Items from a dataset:
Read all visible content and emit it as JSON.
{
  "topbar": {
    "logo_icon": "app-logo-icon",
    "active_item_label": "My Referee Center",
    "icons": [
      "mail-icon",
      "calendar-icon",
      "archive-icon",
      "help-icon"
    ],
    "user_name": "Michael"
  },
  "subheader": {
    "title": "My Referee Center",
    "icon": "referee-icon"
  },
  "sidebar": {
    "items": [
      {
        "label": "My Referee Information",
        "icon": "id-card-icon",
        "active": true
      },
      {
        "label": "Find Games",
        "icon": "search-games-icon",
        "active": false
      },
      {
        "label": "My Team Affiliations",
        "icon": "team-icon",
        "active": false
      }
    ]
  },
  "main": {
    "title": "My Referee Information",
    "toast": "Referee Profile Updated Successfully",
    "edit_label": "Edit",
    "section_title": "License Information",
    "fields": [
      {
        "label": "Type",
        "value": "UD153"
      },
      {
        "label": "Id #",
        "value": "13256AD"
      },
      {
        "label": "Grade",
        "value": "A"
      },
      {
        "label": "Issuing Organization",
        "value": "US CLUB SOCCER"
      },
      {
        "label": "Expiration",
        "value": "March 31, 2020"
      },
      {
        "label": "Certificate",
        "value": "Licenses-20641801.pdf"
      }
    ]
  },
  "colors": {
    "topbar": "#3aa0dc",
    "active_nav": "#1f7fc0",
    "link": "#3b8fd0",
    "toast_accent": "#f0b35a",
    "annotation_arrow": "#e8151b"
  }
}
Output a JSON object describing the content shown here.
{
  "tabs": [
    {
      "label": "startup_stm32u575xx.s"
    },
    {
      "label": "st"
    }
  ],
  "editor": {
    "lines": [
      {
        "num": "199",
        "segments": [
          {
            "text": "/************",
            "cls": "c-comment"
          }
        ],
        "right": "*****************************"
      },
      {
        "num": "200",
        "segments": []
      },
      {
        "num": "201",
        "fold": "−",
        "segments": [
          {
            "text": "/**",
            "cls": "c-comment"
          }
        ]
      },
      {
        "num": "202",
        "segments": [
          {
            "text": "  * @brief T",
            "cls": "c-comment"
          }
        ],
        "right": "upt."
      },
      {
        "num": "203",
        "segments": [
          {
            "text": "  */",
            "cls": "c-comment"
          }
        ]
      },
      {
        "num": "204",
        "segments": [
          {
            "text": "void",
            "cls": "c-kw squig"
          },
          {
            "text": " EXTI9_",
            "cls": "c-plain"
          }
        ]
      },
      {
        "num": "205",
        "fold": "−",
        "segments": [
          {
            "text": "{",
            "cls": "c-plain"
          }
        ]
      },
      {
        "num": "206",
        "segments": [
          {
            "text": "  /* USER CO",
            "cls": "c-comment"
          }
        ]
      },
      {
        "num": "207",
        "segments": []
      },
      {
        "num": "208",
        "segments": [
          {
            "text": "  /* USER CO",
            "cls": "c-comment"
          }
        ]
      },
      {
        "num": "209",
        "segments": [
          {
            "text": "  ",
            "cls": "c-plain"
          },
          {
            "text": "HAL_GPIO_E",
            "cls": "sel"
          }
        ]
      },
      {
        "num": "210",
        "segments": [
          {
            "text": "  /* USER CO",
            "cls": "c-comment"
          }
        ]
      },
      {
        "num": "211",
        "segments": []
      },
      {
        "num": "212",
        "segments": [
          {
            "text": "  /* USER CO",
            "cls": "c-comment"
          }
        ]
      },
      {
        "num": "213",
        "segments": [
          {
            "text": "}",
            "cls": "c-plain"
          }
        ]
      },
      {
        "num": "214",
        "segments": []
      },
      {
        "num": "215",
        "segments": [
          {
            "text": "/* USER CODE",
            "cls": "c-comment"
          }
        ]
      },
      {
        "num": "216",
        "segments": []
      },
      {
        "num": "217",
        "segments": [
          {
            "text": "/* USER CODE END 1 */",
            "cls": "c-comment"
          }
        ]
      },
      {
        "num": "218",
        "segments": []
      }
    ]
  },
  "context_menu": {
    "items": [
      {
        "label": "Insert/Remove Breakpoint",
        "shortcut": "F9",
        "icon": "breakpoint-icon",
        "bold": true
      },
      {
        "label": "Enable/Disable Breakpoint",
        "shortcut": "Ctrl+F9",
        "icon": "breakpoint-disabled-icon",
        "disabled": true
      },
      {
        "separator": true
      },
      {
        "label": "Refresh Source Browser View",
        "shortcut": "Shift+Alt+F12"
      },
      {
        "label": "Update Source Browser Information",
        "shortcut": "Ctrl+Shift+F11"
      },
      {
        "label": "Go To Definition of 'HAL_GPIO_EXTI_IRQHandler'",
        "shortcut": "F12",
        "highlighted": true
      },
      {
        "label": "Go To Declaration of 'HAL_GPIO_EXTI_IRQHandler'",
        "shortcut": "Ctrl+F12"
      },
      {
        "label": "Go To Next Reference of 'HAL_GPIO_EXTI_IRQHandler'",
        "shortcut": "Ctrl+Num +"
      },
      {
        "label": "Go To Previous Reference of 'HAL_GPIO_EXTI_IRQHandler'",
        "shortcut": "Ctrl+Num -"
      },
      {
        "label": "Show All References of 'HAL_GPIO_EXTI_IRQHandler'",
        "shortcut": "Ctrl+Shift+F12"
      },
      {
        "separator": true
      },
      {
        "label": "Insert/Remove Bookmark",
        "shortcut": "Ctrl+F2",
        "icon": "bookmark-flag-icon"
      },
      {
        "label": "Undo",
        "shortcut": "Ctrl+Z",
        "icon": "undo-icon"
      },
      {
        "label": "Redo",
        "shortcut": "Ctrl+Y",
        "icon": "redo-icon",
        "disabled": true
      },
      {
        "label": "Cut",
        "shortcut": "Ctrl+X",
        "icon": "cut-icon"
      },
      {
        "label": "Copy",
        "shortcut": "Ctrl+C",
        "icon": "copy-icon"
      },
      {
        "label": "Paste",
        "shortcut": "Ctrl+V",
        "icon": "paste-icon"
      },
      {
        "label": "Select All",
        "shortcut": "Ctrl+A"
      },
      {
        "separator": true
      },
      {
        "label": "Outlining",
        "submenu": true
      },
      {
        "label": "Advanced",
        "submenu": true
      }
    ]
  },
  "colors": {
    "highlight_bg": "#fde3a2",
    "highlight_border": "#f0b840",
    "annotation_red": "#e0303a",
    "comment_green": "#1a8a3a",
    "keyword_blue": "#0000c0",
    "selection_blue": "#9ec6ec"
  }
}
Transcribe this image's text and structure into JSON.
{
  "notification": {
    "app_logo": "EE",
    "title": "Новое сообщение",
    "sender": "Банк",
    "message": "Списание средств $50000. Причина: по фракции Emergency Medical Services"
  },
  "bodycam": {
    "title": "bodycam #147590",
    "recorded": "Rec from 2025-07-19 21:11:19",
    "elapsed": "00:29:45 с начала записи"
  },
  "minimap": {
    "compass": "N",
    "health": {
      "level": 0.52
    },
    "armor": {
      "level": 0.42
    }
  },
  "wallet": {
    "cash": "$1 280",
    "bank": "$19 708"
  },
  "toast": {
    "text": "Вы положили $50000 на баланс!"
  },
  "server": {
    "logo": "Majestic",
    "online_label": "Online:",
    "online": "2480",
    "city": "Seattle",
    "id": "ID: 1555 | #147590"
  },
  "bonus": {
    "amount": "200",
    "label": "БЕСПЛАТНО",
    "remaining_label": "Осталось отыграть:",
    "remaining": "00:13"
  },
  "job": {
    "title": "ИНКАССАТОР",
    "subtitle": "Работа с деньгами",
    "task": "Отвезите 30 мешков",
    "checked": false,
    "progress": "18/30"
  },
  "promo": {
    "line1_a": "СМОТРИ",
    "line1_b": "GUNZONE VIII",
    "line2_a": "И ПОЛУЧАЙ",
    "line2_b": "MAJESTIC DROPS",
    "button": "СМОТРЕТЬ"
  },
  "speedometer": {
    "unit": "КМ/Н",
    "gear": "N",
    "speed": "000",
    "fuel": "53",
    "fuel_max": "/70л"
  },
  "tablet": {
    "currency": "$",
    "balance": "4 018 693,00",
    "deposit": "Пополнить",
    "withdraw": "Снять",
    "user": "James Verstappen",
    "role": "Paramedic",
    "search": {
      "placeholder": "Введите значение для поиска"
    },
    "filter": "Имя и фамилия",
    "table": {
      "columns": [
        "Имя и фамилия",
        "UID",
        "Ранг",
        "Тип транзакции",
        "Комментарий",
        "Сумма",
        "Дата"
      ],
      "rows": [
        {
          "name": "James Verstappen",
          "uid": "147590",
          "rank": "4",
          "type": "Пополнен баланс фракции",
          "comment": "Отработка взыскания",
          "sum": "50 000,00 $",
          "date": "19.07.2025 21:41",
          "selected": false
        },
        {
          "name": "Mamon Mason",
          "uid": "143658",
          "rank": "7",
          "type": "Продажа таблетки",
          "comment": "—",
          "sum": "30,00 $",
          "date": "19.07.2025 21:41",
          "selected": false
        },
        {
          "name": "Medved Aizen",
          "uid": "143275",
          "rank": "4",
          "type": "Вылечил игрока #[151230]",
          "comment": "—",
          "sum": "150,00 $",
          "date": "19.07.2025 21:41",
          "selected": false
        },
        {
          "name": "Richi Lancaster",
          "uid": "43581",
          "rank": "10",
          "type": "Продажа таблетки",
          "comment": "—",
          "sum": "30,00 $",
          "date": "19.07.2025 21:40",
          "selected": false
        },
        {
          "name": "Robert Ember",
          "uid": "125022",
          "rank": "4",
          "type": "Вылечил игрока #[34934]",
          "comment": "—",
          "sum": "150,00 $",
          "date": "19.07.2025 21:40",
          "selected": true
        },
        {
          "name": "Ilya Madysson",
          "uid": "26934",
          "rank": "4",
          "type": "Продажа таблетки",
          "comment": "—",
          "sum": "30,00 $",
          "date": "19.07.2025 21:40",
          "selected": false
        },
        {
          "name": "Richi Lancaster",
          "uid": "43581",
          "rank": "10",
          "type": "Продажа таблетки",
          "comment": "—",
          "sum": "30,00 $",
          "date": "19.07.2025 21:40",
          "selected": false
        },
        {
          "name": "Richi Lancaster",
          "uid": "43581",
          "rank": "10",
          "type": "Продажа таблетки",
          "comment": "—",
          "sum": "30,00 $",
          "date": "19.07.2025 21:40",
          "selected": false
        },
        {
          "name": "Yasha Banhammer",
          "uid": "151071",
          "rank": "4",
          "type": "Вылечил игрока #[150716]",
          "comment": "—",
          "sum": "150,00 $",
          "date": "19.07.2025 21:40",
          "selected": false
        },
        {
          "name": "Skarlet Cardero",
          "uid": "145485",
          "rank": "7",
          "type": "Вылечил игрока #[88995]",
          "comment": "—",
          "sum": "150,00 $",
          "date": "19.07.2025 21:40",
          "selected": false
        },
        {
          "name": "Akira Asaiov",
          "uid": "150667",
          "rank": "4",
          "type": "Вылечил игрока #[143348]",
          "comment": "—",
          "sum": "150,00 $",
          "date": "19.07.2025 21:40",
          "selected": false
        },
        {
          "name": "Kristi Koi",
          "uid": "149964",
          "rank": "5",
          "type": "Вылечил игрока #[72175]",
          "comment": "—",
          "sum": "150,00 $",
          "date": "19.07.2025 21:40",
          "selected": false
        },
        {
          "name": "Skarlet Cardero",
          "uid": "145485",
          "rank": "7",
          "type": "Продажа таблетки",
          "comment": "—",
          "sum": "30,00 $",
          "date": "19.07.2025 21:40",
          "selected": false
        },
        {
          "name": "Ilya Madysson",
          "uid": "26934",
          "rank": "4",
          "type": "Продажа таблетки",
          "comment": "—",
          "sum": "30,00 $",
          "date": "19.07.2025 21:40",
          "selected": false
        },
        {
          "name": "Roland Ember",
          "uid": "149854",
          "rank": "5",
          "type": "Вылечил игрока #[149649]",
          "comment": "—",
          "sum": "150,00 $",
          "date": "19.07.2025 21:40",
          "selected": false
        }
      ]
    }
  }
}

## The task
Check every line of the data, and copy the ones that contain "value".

## Answer box
        "value": "UD153"
        "value": "13256AD"
        "value": "A"
        "value": "US CLUB SOCCER"
        "value": "March 31, 2020"
        "value": "Licenses-20641801.pdf"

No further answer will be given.